Unite warns of unintended consequences of monitoring devices
The company Kenzen is marketing a ‘monitoring platform’ that constantly tracks a worker’s heart rate, over-exertion and core body temperature, in order to detect when they encounter heat distress.
“Unite recognises that it is vital to prevent heat stress and heat exhaustion in the workplace but we have three major concerns about the monitoring platform,” said Jerry Swain, Unite National Officer.
Unite’s concerns are the use and storage of a worker’s private medical information, that companies installing the monitoring platform may become lax in implementing preventative measures like covering work areas from direct sunlight, providing extra breaks and free water and amending shift times to avoid the hottest times of day – instead only relying on the data to protect workers and that the monitoring could be used to target workers who suffer most from heat stress and then get rid of them from the workforce.
“The principles behind the development of these monitoring devices is sound because for several weeks every year heat distress and exhaustion are a real danger for construction workers.

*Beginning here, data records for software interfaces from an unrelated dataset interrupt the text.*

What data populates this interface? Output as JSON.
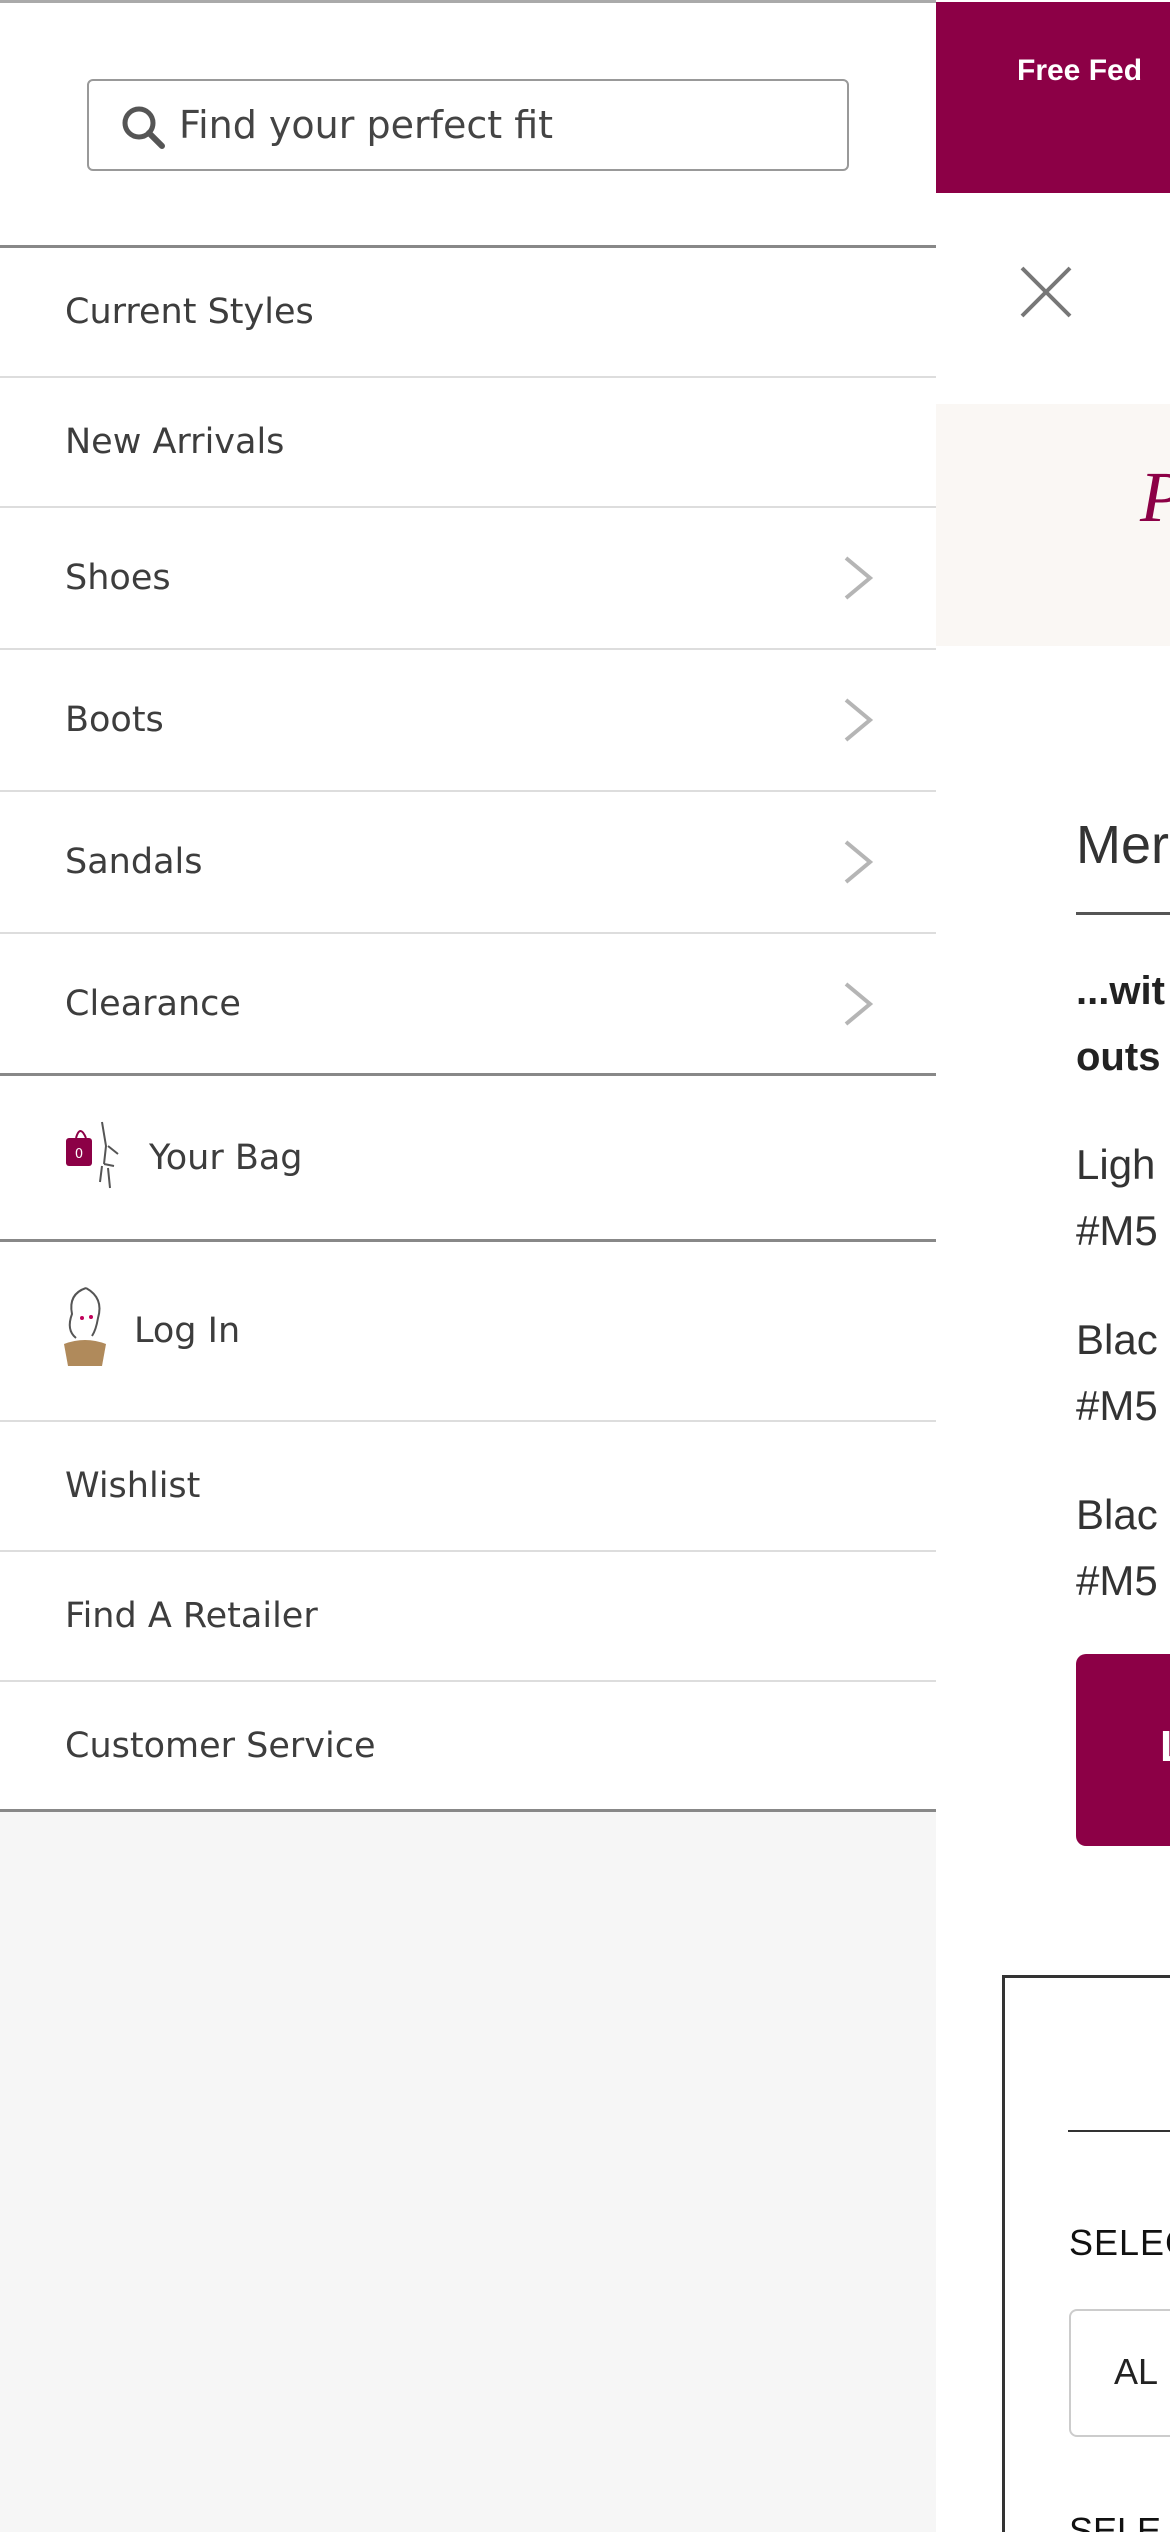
{
  "background_page": {
    "promo_text": "Free Fed",
    "banner_text": "P",
    "product_heading": "Mer",
    "product_description_lines": [
      "...wit",
      "outs"
    ],
    "variants": [
      {
        "name": "Ligh",
        "sku": "#M5"
      },
      {
        "name": "Blac",
        "sku": "#M5"
      },
      {
        "name": "Blac",
        "sku": "#M5"
      }
    ],
    "add_button_label": "L",
    "select_label": "SELEC",
    "select_value": "AL",
    "select_label_2": "SELE",
    "colors": {
      "brand": "#8c0046",
      "banner_bg": "#faf7f4"
    }
  },
  "drawer": {
    "search": {
      "placeholder": "Find your perfect fit"
    },
    "categories": [
      {
        "label": "Current Styles",
        "has_submenu": false
      },
      {
        "label": "New Arrivals",
        "has_submenu": false
      },
      {
        "label": "Shoes",
        "has_submenu": true
      },
      {
        "label": "Boots",
        "has_submenu": true
      },
      {
        "label": "Sandals",
        "has_submenu": true
      },
      {
        "label": "Clearance",
        "has_submenu": true
      }
    ],
    "bag": {
      "label": "Your Bag",
      "count": "0"
    },
    "account": [
      {
        "label": "Log In"
      },
      {
        "label": "Wishlist"
      },
      {
        "label": "Find A Retailer"
      },
      {
        "label": "Customer Service"
      }
    ]
  }
}
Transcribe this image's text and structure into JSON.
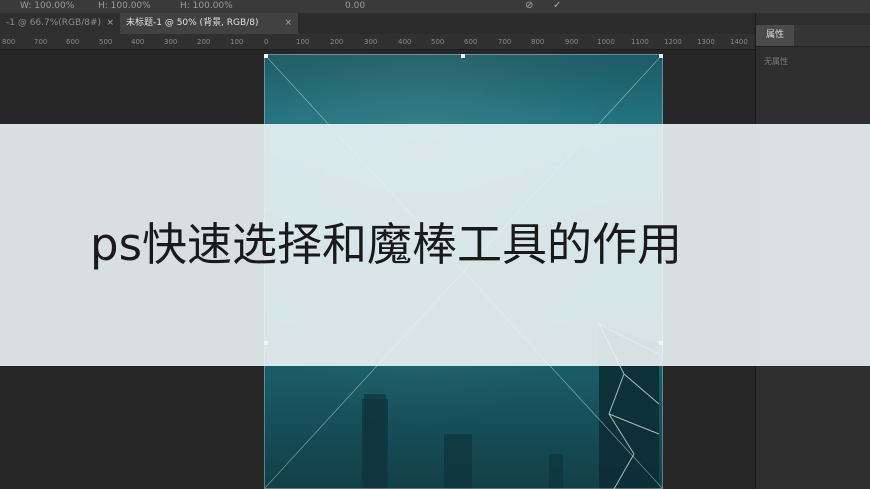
{
  "options_bar": {
    "items": [
      "W: 100.00%",
      "H: 100.00%",
      "H: 100.00%",
      "0.00"
    ]
  },
  "tabs": [
    {
      "label": "-1 @ 66.7%(RGB/8#)",
      "close": "×"
    },
    {
      "label": "未标题-1 @ 50% (背景, RGB/8)",
      "close": "×"
    }
  ],
  "ruler": {
    "ticks": [
      "800",
      "700",
      "600",
      "500",
      "400",
      "300",
      "200",
      "100",
      "0",
      "100",
      "200",
      "300",
      "400",
      "500",
      "600",
      "700",
      "800",
      "900",
      "1000",
      "1100",
      "1200",
      "1300",
      "1400"
    ]
  },
  "properties_panel": {
    "tab_label": "属性",
    "empty_text": "无属性"
  },
  "article": {
    "title": "ps快速选择和魔棒工具的作用"
  },
  "colors": {
    "app_background": "#262626",
    "image_teal": "#237784",
    "banner_overlay": "#ecf4f6"
  }
}
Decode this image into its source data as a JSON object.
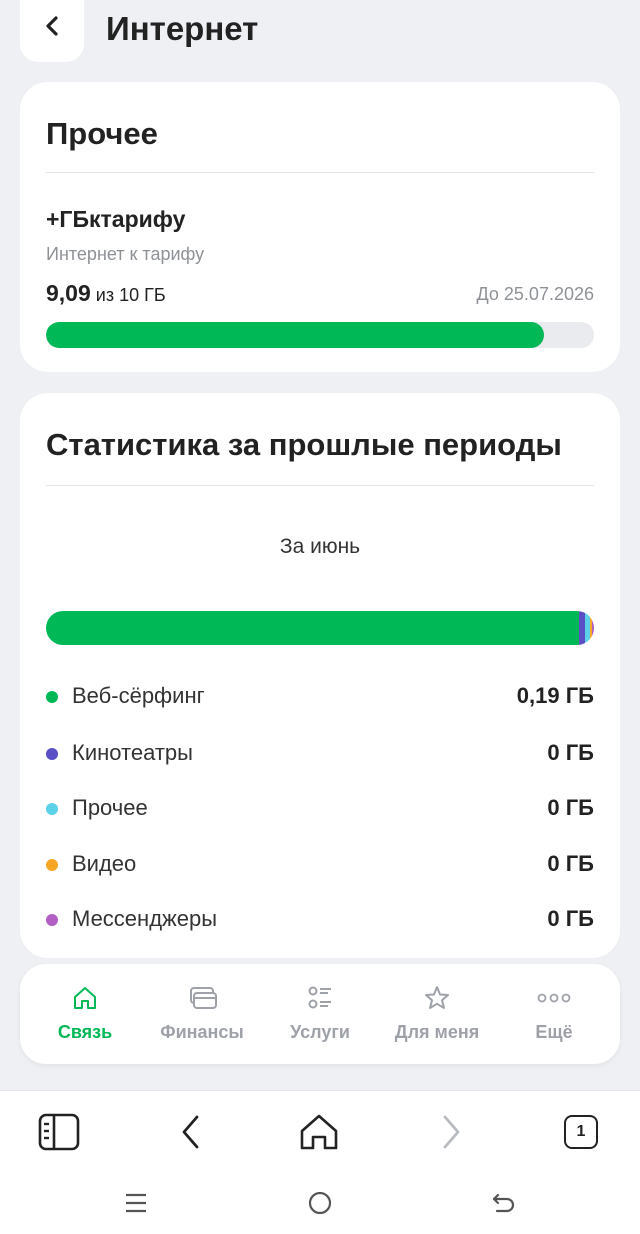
{
  "header": {
    "title": "Интернет"
  },
  "other_card": {
    "title": "Прочее",
    "package": {
      "name": "+ГБктарифу",
      "subtitle": "Интернет к тарифу",
      "used": "9,09",
      "total_text": "из 10 ГБ",
      "until": "До 25.07.2026",
      "progress_fraction": 0.909
    }
  },
  "stats_card": {
    "title": "Статистика за прошлые периоды",
    "period": "За июнь",
    "segments": [
      {
        "share": 0.972,
        "color": "#00b956"
      },
      {
        "share": 0.012,
        "color": "#5a4fc4"
      },
      {
        "share": 0.009,
        "color": "#5ad1e6"
      },
      {
        "share": 0.004,
        "color": "#f6a623"
      },
      {
        "share": 0.003,
        "color": "#b25ec4"
      }
    ],
    "legend": [
      {
        "label": "Веб-сёрфинг",
        "value": "0,19 ГБ",
        "color": "#00b956"
      },
      {
        "label": "Кинотеатры",
        "value": "0 ГБ",
        "color": "#5a4fc4"
      },
      {
        "label": "Прочее",
        "value": "0 ГБ",
        "color": "#5ad1e6"
      },
      {
        "label": "Видео",
        "value": "0 ГБ",
        "color": "#f6a623"
      },
      {
        "label": "Мессенджеры",
        "value": "0 ГБ",
        "color": "#b25ec4"
      }
    ]
  },
  "tabbar": {
    "tabs": [
      {
        "label": "Связь",
        "icon": "home-icon",
        "active": true
      },
      {
        "label": "Финансы",
        "icon": "cards-icon",
        "active": false
      },
      {
        "label": "Услуги",
        "icon": "services-list-icon",
        "active": false
      },
      {
        "label": "Для меня",
        "icon": "star-icon",
        "active": false
      },
      {
        "label": "Ещё",
        "icon": "more-dots-icon",
        "active": false
      }
    ]
  },
  "browser": {
    "tab_count": "1"
  },
  "colors": {
    "accent": "#00b956",
    "inactive": "#9ea2a8",
    "background": "#eef0f3"
  }
}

As well as making the worker ill, it can dramatically increase the danger of them suffering an accident,” said Swain.
“However, the unintended consequences of this form of hi-tech monitoring are very serious and there is a real danger that employers will either fail to implement preventative matters, or use the data to victimise workers,” he added.
Such deplorable practices are more likely in construction where the vast majority of the workforce are bogusly self-employed, work via umbrella companies or workers do not have employment rights as they have been employed for under two years.
“It is ironic that construction workers are increasingly under the highest level of monitoring but have the fewest employment rights,” said Swain.
The Kenzen device follows hot on the heels of concerns that Unite raised last month about the potential misuse of personal information generated from hi-tech hard hats that are designed to ensure social distancing.
“If such technology is to be introduced it is vital to secure the support of the workforce and that there are clear agreements on what the monitoring can and can’t be used for. To ensure the necessary safeguards are in place such agreements should be made with the relevant union,” said Swain.
“If an employer is found to be using any form of hi-tech monitoring unfairly or inappropriately and it affects a Unite member, the union will use all possible avenues to secure justice,” he added.